| 10.7°C Dublin

Spandau Ballet's Martin Kemp on bitter rows, reunions and partying in Dublin


Martin Kemp

Martin Kemp

Spandau Ballet

Spandau Ballet

Martin Kemp and wife

Martin Kemp and wife


Martin Kemp

When Spandau Ballet temporarily relocated to Dublin in 1985, it wasn't for creative purposes. The New Romantic pin-ups had moved here to take advantage of Ireland's generous tax regime for artists, setting up shop in Stillorgan and Dun Laoghaire to write Through the Barricades. But they'd also come for the party.

"Oh my goodness," recalls bassist, actor and resident Spandau heartthrob Martin Kemp. "Listen, it was about nightlife when we were over there. The place that we all remember was Leeson Street, you know, the Pink Elephant. And we were there doing a tax year, but at the same time we used to go to the Pink Elephant with Def Leppard and U2, so there was quite a little community and it was a good time."

Such a good time, in fact, that when the original, suited and booted Blitz boys (whose million-selling hits included Gold, True and the era-defining To Cut a Long Story Short) decided to reform in 2009, almost two decades after they'd parted ways in a blazing wave of bitterness, they could think of nowhere better to kick off their celebrated Reformation Tour.

"Dublin is a place that's always been close to our hearts," says Martin. "Everyone knows that. I mean, we spent a year-and-a-half there.


"The moment before that opening gig of the 2009 tour at the O2 was probably the best moment in my whole career with Spandau Ballet, because it was the moment that you never thought would happen again. It was after a 20-year break, and all the arguments, the court case - everything - and to see the band back on stage, for those few moments before the lights went up, was just so special."

No surprises, then, that they've decided to keep things going. A new best-of compilation (The Story, featuring three new tracks) and music documentary (the critically-acclaimed Soul Boys of the Western World) suggests times are busy in the Spandau camp.

They've come a long way from that aforementioned court case in 1999, when three band members - frontman Tony Hadley, saxophonist Steve Norman and drummer John Keeble- became embroiled in a royalties dispute with guitarist and chief songwriter Gary Kemp (Martin's brother).

It didn't end well for the trio, and although Martin (52) wasn't involved in the case, it still affected his relationship with Hadley and Co.

"Absolutely," says the affable Londoner. "I was best friends with those guys. I was in that situation where it was kind of like watching your parents divorce and it was difficult. It was a break-up of a family, and it affected everybody.

"All of us needed to get the monkey off of our backs, and we needed to put that argument to bed, to grow up. When we got the band back together in 2009, it wasn't so much 'Oh, we wanna hear the music again', it was 'I wanna see my mates again'."

They've all had solo careers. Martin, in particular, moved into acting in the intervening years. In 1998, he took on the role of notorious bad boy Steve Owen in EastEnders, a job that lasted for four years before Steve was killed off in an explosive car chase. So, you know, don't go expecting any shock comebacks any time soon.

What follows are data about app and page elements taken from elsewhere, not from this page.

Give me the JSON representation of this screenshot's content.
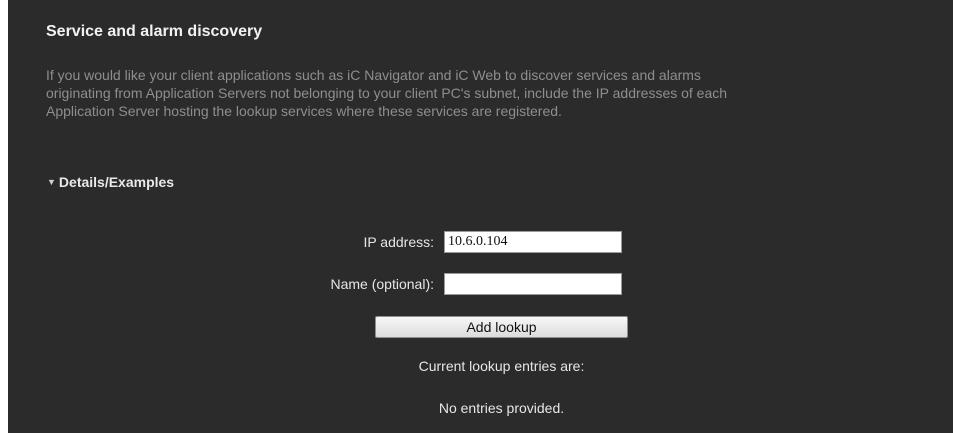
{
  "section": {
    "title": "Service and alarm discovery",
    "description_lines": [
      "If you would like your client applications such as iC Navigator and iC Web to discover services and alarms",
      "originating from Application Servers not belonging to your client PC's subnet, include the IP addresses of each",
      "Application Server hosting the lookup services where these services are registered."
    ],
    "details_toggle": "Details/Examples",
    "details_icon": "triangle-down-icon"
  },
  "form": {
    "ip_label": "IP address:",
    "ip_value": "10.6.0.104",
    "name_label": "Name (optional):",
    "name_value": "",
    "add_button_label": "Add lookup"
  },
  "entries": {
    "heading": "Current lookup entries are:",
    "empty_message": "No entries provided."
  },
  "colors": {
    "panel_background": "#2b2b2b",
    "description_text": "#8e8e8e",
    "page_background": "#ffffff"
  }
}
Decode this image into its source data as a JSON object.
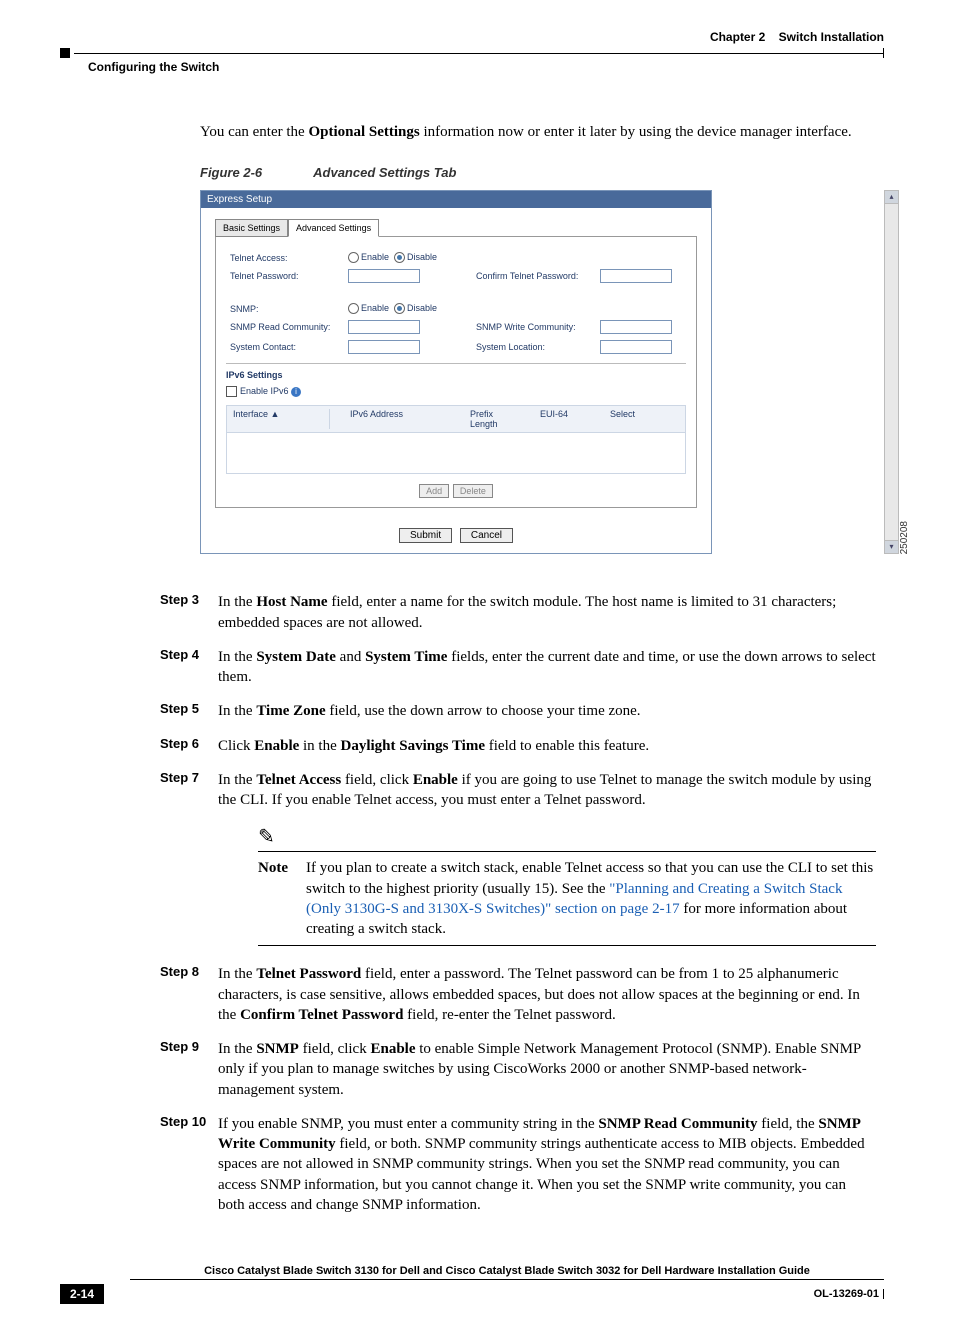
{
  "header": {
    "left": "Configuring the Switch",
    "right_chapter": "Chapter 2",
    "right_title": "Switch Installation"
  },
  "intro": {
    "pre": "You can enter the ",
    "bold": "Optional Settings",
    "post": " information now or enter it later by using the device manager interface."
  },
  "figure": {
    "label": "Figure 2-6",
    "caption": "Advanced Settings Tab",
    "window_title": "Express Setup",
    "tabs": {
      "basic": "Basic Settings",
      "advanced": "Advanced Settings"
    },
    "labels": {
      "telnet_access": "Telnet Access:",
      "telnet_password": "Telnet Password:",
      "confirm_telnet": "Confirm Telnet Password:",
      "snmp": "SNMP:",
      "snmp_read": "SNMP Read Community:",
      "snmp_write": "SNMP Write Community:",
      "sys_contact": "System Contact:",
      "sys_location": "System Location:",
      "enable": "Enable",
      "disable": "Disable",
      "ipv6_title": "IPv6 Settings",
      "enable_ipv6": "Enable IPv6",
      "col_interface": "Interface ▲",
      "col_ipv6addr": "IPv6 Address",
      "col_prefix": "Prefix Length",
      "col_eui": "EUI-64",
      "col_select": "Select",
      "btn_add": "Add",
      "btn_delete": "Delete",
      "btn_submit": "Submit",
      "btn_cancel": "Cancel"
    },
    "image_id": "250208"
  },
  "steps": {
    "s3": {
      "label": "Step 3",
      "t1": "In the ",
      "b1": "Host Name",
      "t2": " field, enter a name for the switch module. The host name is limited to 31 characters; embedded spaces are not allowed."
    },
    "s4": {
      "label": "Step 4",
      "t1": "In the ",
      "b1": "System Date",
      "t2": " and ",
      "b2": "System Time",
      "t3": " fields, enter the current date and time, or use the down arrows to select them."
    },
    "s5": {
      "label": "Step 5",
      "t1": "In the ",
      "b1": "Time Zone",
      "t2": " field, use the down arrow to choose your time zone."
    },
    "s6": {
      "label": "Step 6",
      "t1": "Click ",
      "b1": "Enable",
      "t2": " in the ",
      "b2": "Daylight Savings Time",
      "t3": " field to enable this feature."
    },
    "s7": {
      "label": "Step 7",
      "t1": "In the ",
      "b1": "Telnet Access",
      "t2": " field, click ",
      "b2": "Enable",
      "t3": " if you are going to use Telnet to manage the switch module by using the CLI. If you enable Telnet access, you must enter a Telnet password."
    },
    "s8": {
      "label": "Step 8",
      "t1": "In the ",
      "b1": "Telnet Password",
      "t2": " field, enter a password. The Telnet password can be from 1 to 25 alphanumeric characters, is case sensitive, allows embedded spaces, but does not allow spaces at the beginning or end. In the ",
      "b2": "Confirm Telnet Password",
      "t3": " field, re-enter the Telnet password."
    },
    "s9": {
      "label": "Step 9",
      "t1": "In the ",
      "b1": "SNMP",
      "t2": " field, click ",
      "b2": "Enable",
      "t3": " to enable Simple Network Management Protocol (SNMP). Enable SNMP only if you plan to manage switches by using CiscoWorks 2000 or another SNMP-based network-management system."
    },
    "s10": {
      "label": "Step 10",
      "t1": "If you enable SNMP, you must enter a community string in the ",
      "b1": "SNMP Read Community",
      "t2": " field, the ",
      "b2": "SNMP Write Community",
      "t3": " field, or both. SNMP community strings authenticate access to MIB objects. Embedded spaces are not allowed in SNMP community strings. When you set the SNMP read community, you can access SNMP information, but you cannot change it. When you set the SNMP write community, you can both access and change SNMP information."
    }
  },
  "note": {
    "label": "Note",
    "t1": "If you plan to create a switch stack, enable Telnet access so that you can use the CLI to set this switch to the highest priority (usually 15). See the ",
    "link": "\"Planning and Creating a Switch Stack (Only 3130G-S and 3130X-S Switches)\" section on page 2-17",
    "t2": " for more information about creating a switch stack."
  },
  "footer": {
    "title": "Cisco Catalyst Blade Switch 3130 for Dell and Cisco Catalyst Blade Switch 3032 for Dell Hardware Installation Guide",
    "page": "2-14",
    "doc": "OL-13269-01"
  }
}
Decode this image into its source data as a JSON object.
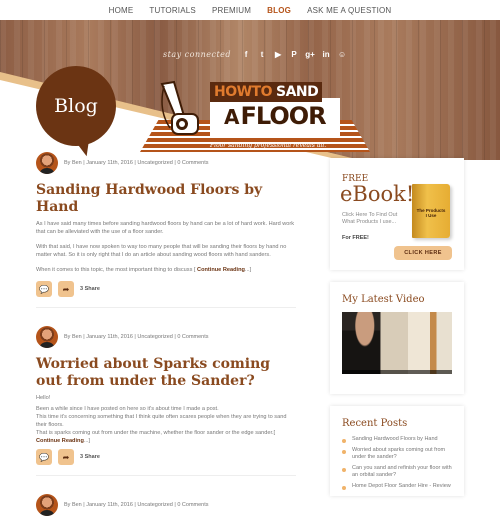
{
  "nav": {
    "items": [
      {
        "label": "HOME",
        "active": false
      },
      {
        "label": "TUTORIALS",
        "active": false
      },
      {
        "label": "PREMIUM",
        "active": false
      },
      {
        "label": "BLOG",
        "active": true
      },
      {
        "label": "ASK ME A QUESTION",
        "active": false
      }
    ]
  },
  "hero": {
    "stay_connected": "stay connected",
    "social_icons": [
      "facebook-icon",
      "twitter-icon",
      "youtube-icon",
      "pinterest-icon",
      "google-plus-icon",
      "linkedin-icon",
      "reddit-icon"
    ],
    "social_glyphs": [
      "f",
      "t",
      "▶",
      "P",
      "g+",
      "in",
      "☺"
    ],
    "bubble_label": "Blog",
    "logo": {
      "how_to": "HOWTO",
      "sand": "SAND",
      "a": "A",
      "floor": "FLOOR",
      "tagline": "Floor sanding professional reveals all."
    }
  },
  "posts": [
    {
      "meta": "By Ben  |  January 11th, 2016  |  Uncategorized  |  0 Comments",
      "title": "Sanding Hardwood Floors by Hand",
      "paragraphs": [
        "As I have said many times before sanding hardwood floors by hand can be a lot of hard work. Hard work that can be alleviated with the use of a floor sander.",
        "With that said, I have now spoken to way too many people that will be sanding their floors by hand no matter what. So it is only right that I do an article about sanding wood floors with hand sanders."
      ],
      "excerpt_end": "When it comes to this topic, the most important thing to discuss [ ",
      "continue": "Continue Reading",
      "continue_suffix": "...]",
      "share": "3 Share"
    },
    {
      "meta": "By Ben  |  January 11th, 2016  |  Uncategorized  |  0 Comments",
      "title": "Worried about Sparks coming out from under the Sander?",
      "paragraphs": [
        "Hello!"
      ],
      "lines": [
        "Been a while since I have posted on here so it's about time I made a post.",
        "This time it's concerning something that I think quite often scares people when they are trying to sand their floors.",
        "That is sparks coming out from under the machine, whether the floor sander or the edge sander.[ "
      ],
      "continue": "Continue Reading",
      "continue_suffix": "...]",
      "share": "3 Share"
    },
    {
      "meta": "By Ben  |  January 11th, 2016  |  Uncategorized  |  0 Comments"
    }
  ],
  "sidebar": {
    "ebook": {
      "free": "FREE",
      "title": "eBook!",
      "subtitle": "Click Here To Find Out What Products I use...",
      "for_free": "For FREE!",
      "book_label": "The Products I Use",
      "button": "CLICK HERE"
    },
    "video": {
      "title": "My Latest Video"
    },
    "recent": {
      "title": "Recent Posts",
      "items": [
        "Sanding Hardwood Floors by Hand",
        "Worried about sparks coming out from under the sander?",
        "Can you sand and refinish your floor with an orbital sander?",
        "Home Depot Floor Sander Hire - Review"
      ]
    }
  }
}
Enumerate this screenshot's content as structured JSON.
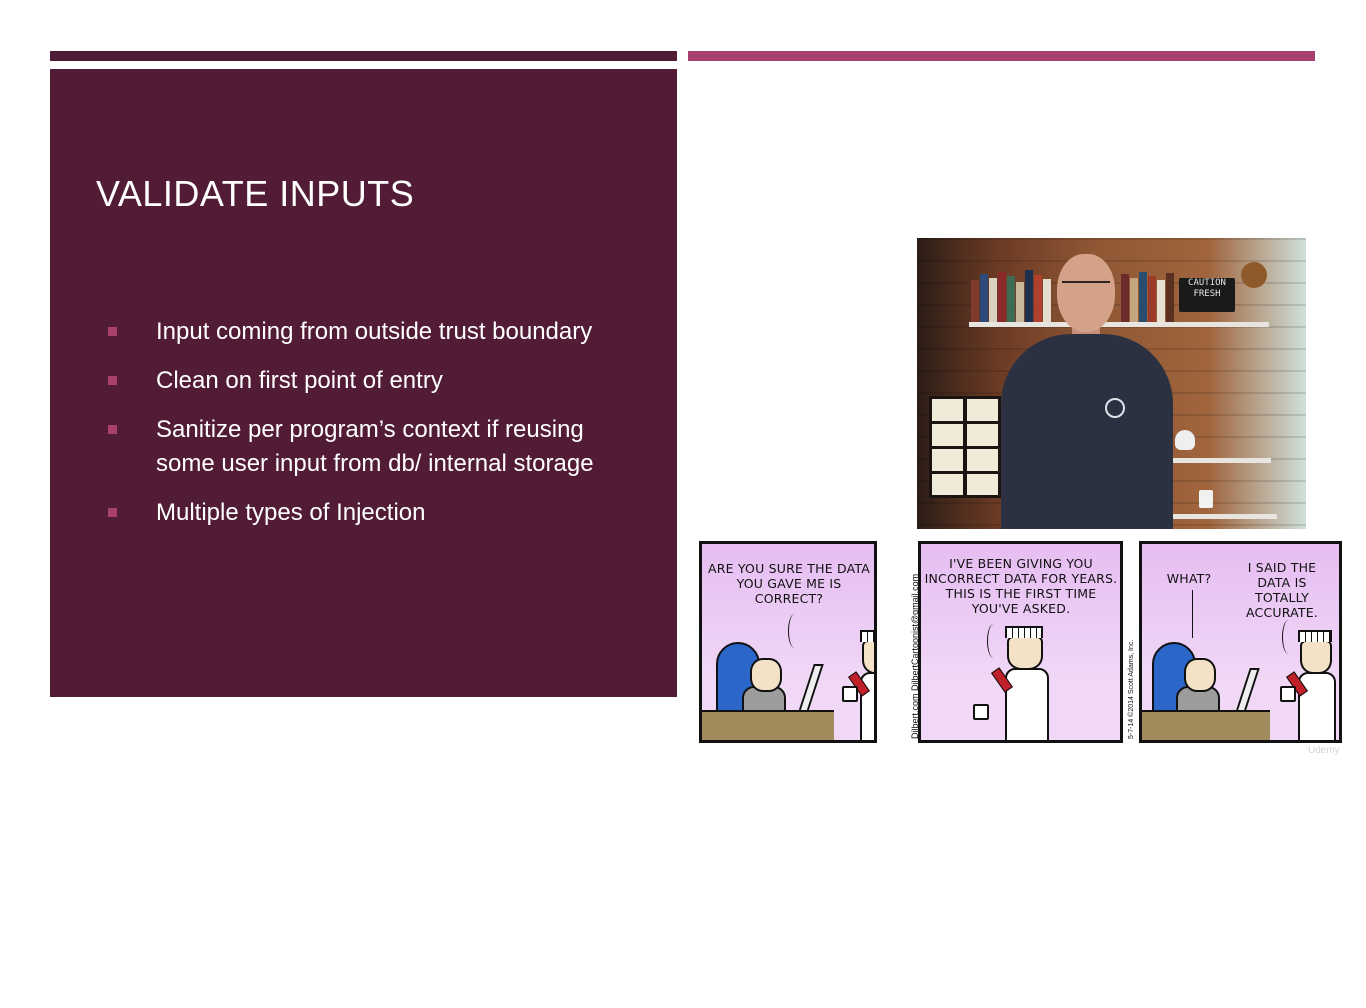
{
  "slide": {
    "title": "VALIDATE INPUTS",
    "bullets": [
      {
        "text": "Input coming from outside trust boundary"
      },
      {
        "text": "Clean on first point of entry"
      },
      {
        "text": "Sanitize per program’s context if reusing some user input from db/ internal storage"
      },
      {
        "text": "Multiple types of Injection"
      }
    ],
    "colors": {
      "panel": "#521c37",
      "accent": "#a8416f"
    }
  },
  "video": {
    "sign_line1": "CAUTION",
    "sign_line2": "FRESH"
  },
  "comic": {
    "panel1": "ARE YOU SURE THE DATA YOU GAVE ME IS CORRECT?",
    "panel2": "I'VE BEEN GIVING YOU INCORRECT DATA FOR YEARS. THIS IS THE FIRST TIME YOU'VE ASKED.",
    "panel3_left": "WHAT?",
    "panel3_right": "I SAID THE DATA IS TOTALLY ACCURATE.",
    "gutter1": "Dilbert.com   DilbertCartoonist@gmail.com",
    "gutter2": "5-7-14   ©2014 Scott Adams, Inc."
  },
  "watermark": "Udemy"
}
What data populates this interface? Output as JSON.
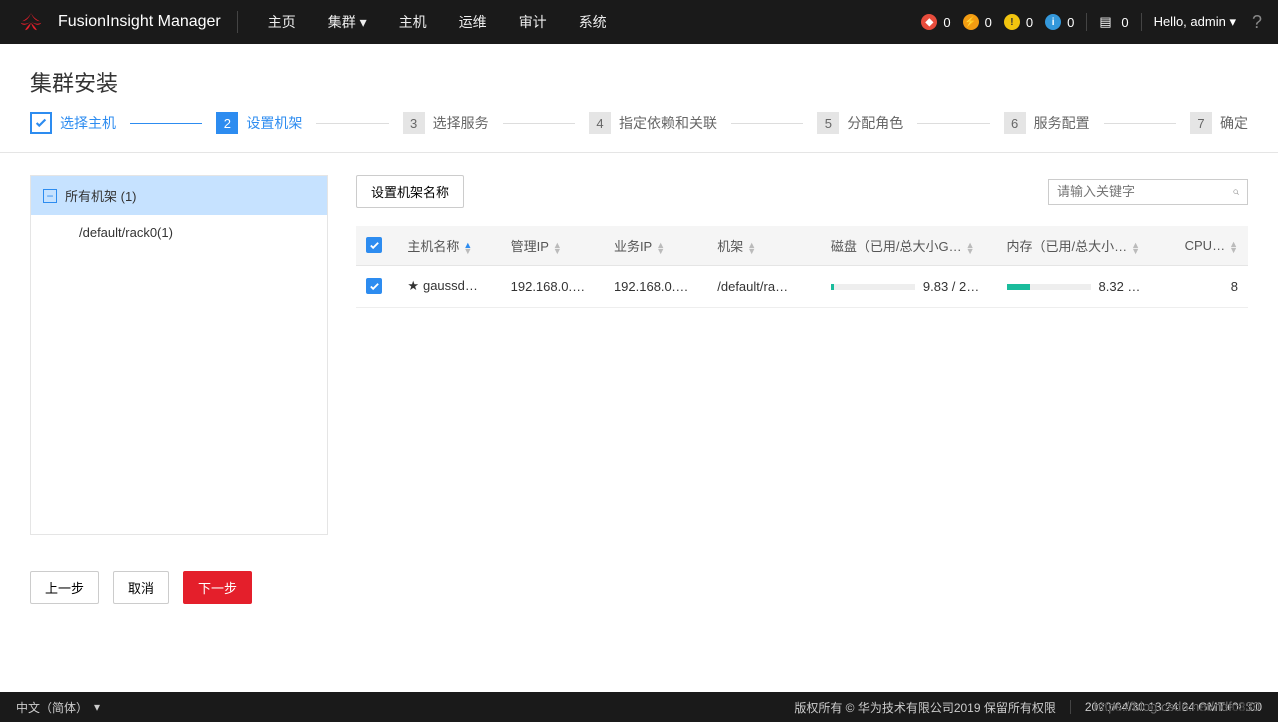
{
  "header": {
    "product": "FusionInsight Manager",
    "nav": [
      "主页",
      "集群",
      "主机",
      "运维",
      "审计",
      "系统"
    ],
    "status_counts": [
      "0",
      "0",
      "0",
      "0",
      "0"
    ],
    "user_greeting": "Hello, admin"
  },
  "page": {
    "title": "集群安装"
  },
  "wizard": {
    "steps": [
      {
        "num": "1",
        "label": "选择主机",
        "state": "done"
      },
      {
        "num": "2",
        "label": "设置机架",
        "state": "active"
      },
      {
        "num": "3",
        "label": "选择服务",
        "state": "pending"
      },
      {
        "num": "4",
        "label": "指定依赖和关联",
        "state": "pending"
      },
      {
        "num": "5",
        "label": "分配角色",
        "state": "pending"
      },
      {
        "num": "6",
        "label": "服务配置",
        "state": "pending"
      },
      {
        "num": "7",
        "label": "确定",
        "state": "pending"
      }
    ]
  },
  "sidebar": {
    "all_label": "所有机架 (1)",
    "items": [
      "/default/rack0(1)"
    ]
  },
  "toolbar": {
    "set_rack_btn": "设置机架名称",
    "search_placeholder": "请输入关键字"
  },
  "table": {
    "headers": {
      "host": "主机名称",
      "mgmt_ip": "管理IP",
      "svc_ip": "业务IP",
      "rack": "机架",
      "disk": "磁盘（已用/总大小G…",
      "mem": "内存（已用/总大小…",
      "cpu": "CPU…"
    },
    "rows": [
      {
        "host": "gaussd…",
        "mgmt_ip": "192.168.0.…",
        "svc_ip": "192.168.0.…",
        "rack": "/default/ra…",
        "disk_text": "9.83 / 2…",
        "disk_pct": 4,
        "mem_text": "8.32 …",
        "mem_pct": 28,
        "cpu": "8"
      }
    ]
  },
  "actions": {
    "prev": "上一步",
    "cancel": "取消",
    "next": "下一步"
  },
  "footer": {
    "lang": "中文（简体）",
    "copyright": "版权所有 © 华为技术有限公司2019 保留所有权限",
    "timestamp": "2020/04/30 13:24:24 GMT+08:00"
  },
  "watermark": "https://blog.csdn.net/ndfc330"
}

"No, because they blew me up!" says Martin. "When I went in and told the BBC that I was leaving, they said to me, 'What are you gonna do next?' And I said, 'Well, I'm going to ITV for a couple of years', and then they said, 'Okay, we'll blow you up!' That was it. That was their choice."

On a personal level, things could have turned out quite differently for Martin, who underwent emergency surgery in the late '90s after doctors discovered two tumours in his brain.

"It came around so fast," he recalls. "It was like, one day I knew it was there, next day I was in hospital, and they were cutting the tumours out."

A metal plate was implanted under Martin's skull. It was a life-changing operation, for sure, but as he explains, there's only so long you can look at things through rose-tinted glasses.

"You come through it and you say, 'Oh, my life is different', and you appreciate every day, but that only lasts for a couple of years, I found, and then you're back on the treadmill - and so you should be, otherwise you wouldn't get anything done."

It's worth noting too that Martin's marriage to former pop star Shirlie Holliman (of Pepsi & Shirlie/Wham! fame) is one of the longest-lasting in British showbiz, the pair having married in 1988.

"I think you've got to be best friends to make it work for that long. That's my only secret," says Martin.


As for the future, there's only the small matter of a world tour next year. And one thing is for certain - Spandau Ballet will be in Dublin soon.

"When we're all dead and buried, what we're gonna be remembered for is Spandau Ballet," says Martin, "because that's the most important thing that all of us have ever done.

"And I think, again, it's about getting together with your mates and enjoying it. And thousands of other people enjoy us getting back together."

The Story: The Very Best of Spandau Ballet is out now